* **WHAT YOU HAVE TO DO**
Scan the data that follows and count the lines with the string "code"; answer with the count alone.

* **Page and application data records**
──────────
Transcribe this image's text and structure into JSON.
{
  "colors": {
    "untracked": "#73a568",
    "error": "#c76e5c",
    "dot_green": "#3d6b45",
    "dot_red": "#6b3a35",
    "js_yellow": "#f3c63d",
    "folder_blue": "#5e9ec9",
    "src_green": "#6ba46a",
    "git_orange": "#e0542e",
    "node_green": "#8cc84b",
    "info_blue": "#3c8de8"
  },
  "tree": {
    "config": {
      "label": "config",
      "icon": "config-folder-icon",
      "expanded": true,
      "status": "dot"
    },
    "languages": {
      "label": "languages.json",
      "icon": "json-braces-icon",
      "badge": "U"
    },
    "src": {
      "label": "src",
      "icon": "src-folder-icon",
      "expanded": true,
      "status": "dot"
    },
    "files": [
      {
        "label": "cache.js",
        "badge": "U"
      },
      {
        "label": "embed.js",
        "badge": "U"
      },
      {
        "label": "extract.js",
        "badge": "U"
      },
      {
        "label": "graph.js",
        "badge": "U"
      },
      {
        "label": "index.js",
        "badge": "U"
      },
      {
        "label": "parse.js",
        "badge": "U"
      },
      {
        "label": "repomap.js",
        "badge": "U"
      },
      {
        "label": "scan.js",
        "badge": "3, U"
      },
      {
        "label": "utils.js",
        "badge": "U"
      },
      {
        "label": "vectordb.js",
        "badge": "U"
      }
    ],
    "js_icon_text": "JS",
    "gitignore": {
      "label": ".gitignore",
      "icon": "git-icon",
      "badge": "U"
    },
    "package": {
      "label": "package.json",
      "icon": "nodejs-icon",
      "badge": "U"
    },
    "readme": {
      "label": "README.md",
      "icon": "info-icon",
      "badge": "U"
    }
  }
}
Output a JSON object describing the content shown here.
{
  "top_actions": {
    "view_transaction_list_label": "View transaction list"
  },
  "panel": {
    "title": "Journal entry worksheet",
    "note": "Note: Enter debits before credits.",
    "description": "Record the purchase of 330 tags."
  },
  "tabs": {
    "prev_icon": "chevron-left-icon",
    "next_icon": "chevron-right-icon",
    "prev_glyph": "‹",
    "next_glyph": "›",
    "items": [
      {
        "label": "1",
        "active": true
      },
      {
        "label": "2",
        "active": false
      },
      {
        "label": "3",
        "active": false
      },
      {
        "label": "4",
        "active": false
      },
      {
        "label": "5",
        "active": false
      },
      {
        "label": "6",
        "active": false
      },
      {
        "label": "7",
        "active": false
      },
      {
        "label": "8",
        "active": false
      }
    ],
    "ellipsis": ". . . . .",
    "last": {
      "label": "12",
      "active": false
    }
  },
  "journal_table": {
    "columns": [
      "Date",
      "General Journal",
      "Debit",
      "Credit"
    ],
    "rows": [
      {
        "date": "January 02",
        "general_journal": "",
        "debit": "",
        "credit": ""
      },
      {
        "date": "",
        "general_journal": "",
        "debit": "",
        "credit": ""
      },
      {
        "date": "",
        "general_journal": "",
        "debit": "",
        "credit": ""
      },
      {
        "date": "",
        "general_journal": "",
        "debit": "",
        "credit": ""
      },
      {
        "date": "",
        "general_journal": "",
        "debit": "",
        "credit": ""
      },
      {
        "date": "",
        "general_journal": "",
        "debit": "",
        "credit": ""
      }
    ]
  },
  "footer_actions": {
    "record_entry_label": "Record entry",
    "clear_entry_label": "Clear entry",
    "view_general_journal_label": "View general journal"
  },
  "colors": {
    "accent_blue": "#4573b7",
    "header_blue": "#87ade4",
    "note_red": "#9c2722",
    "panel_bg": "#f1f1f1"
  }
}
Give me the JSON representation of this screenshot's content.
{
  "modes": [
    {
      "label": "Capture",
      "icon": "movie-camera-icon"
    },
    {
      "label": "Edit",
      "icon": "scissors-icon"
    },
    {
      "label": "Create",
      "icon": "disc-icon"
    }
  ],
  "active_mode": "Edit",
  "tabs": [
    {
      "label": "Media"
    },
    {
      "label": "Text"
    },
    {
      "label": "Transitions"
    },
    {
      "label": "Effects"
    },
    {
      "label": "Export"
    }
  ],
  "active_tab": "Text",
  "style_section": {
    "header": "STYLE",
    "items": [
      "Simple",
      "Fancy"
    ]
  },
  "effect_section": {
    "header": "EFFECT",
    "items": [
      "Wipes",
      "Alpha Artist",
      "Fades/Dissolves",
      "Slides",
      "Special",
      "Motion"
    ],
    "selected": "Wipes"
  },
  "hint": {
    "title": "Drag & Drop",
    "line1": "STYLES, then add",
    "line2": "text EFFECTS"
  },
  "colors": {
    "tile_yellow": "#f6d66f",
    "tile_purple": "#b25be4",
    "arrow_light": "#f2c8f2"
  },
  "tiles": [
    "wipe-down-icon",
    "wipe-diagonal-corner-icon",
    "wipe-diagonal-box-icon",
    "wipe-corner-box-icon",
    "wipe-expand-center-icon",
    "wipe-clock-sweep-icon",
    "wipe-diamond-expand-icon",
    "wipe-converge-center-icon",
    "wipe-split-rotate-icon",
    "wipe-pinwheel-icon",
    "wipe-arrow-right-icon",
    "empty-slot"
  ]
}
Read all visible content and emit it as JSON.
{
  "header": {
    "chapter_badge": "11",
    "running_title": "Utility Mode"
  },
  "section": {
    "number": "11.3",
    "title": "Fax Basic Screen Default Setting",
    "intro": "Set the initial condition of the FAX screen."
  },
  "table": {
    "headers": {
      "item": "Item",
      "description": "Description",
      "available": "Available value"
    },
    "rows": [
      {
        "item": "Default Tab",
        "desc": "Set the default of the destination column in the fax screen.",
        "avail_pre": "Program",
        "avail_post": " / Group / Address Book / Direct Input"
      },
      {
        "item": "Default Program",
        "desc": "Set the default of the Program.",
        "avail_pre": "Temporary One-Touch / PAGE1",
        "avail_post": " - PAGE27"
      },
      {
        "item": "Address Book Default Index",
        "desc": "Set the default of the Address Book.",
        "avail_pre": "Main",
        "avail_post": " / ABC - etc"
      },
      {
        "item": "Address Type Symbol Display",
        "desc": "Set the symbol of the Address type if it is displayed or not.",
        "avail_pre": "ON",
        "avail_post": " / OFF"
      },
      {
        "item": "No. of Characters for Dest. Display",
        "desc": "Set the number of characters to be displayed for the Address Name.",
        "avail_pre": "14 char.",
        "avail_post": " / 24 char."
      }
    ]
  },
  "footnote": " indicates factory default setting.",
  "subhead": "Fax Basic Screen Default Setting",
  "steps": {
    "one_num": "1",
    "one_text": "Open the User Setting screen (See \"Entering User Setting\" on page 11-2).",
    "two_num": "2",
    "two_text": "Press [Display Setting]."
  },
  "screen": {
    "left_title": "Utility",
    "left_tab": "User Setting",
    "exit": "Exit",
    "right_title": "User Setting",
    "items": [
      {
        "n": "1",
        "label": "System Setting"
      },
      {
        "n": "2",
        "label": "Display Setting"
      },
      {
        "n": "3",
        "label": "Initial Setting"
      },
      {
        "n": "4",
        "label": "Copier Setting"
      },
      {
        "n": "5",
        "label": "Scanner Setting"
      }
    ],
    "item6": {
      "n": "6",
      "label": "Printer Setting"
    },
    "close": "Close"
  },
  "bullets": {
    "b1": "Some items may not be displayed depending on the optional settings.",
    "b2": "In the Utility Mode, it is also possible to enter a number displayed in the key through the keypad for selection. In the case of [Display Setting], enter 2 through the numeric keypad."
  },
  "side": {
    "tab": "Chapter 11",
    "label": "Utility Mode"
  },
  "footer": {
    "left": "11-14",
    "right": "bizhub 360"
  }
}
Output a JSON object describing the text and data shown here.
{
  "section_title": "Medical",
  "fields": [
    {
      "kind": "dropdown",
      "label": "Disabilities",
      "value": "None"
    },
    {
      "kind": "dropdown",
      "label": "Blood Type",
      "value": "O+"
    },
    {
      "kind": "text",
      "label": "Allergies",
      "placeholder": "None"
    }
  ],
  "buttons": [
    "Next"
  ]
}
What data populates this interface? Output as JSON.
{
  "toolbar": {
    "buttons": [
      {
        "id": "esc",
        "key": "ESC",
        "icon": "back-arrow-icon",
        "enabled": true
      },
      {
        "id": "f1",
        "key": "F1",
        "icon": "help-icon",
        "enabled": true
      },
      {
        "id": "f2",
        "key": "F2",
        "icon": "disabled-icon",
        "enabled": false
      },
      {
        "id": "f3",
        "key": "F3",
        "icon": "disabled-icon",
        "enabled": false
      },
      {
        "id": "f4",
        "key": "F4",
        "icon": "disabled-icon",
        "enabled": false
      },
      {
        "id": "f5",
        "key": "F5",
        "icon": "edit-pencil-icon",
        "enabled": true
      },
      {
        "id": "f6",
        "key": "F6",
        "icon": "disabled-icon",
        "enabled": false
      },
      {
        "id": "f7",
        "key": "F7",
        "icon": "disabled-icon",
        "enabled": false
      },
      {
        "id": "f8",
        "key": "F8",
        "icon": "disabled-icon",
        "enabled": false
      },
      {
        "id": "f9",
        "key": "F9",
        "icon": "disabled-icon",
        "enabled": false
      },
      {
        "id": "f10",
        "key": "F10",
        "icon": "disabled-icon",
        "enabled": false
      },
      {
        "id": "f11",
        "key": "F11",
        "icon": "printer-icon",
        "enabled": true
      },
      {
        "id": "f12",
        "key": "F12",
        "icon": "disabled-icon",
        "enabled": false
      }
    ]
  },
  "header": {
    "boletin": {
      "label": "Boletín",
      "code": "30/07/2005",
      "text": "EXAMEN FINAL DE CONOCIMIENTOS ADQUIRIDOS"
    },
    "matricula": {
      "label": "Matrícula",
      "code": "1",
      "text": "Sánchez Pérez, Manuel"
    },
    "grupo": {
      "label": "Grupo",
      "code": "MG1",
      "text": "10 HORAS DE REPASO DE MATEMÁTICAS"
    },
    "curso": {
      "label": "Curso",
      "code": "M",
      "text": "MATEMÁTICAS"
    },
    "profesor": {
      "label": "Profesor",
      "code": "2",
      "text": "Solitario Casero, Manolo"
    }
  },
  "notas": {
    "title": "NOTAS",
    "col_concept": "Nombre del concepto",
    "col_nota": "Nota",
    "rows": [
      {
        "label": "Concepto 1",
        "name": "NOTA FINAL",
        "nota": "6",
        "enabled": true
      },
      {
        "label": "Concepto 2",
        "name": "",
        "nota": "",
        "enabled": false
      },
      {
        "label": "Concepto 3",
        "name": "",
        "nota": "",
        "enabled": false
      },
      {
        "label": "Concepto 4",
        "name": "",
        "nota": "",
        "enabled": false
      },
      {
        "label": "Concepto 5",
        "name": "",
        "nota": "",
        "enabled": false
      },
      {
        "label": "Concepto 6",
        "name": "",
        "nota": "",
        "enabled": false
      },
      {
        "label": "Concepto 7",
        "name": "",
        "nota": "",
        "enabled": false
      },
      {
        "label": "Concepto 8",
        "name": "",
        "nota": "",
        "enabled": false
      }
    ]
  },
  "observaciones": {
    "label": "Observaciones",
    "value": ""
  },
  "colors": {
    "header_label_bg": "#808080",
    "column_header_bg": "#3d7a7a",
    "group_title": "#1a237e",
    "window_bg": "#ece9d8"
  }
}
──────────
* **FINISHED TASK**
5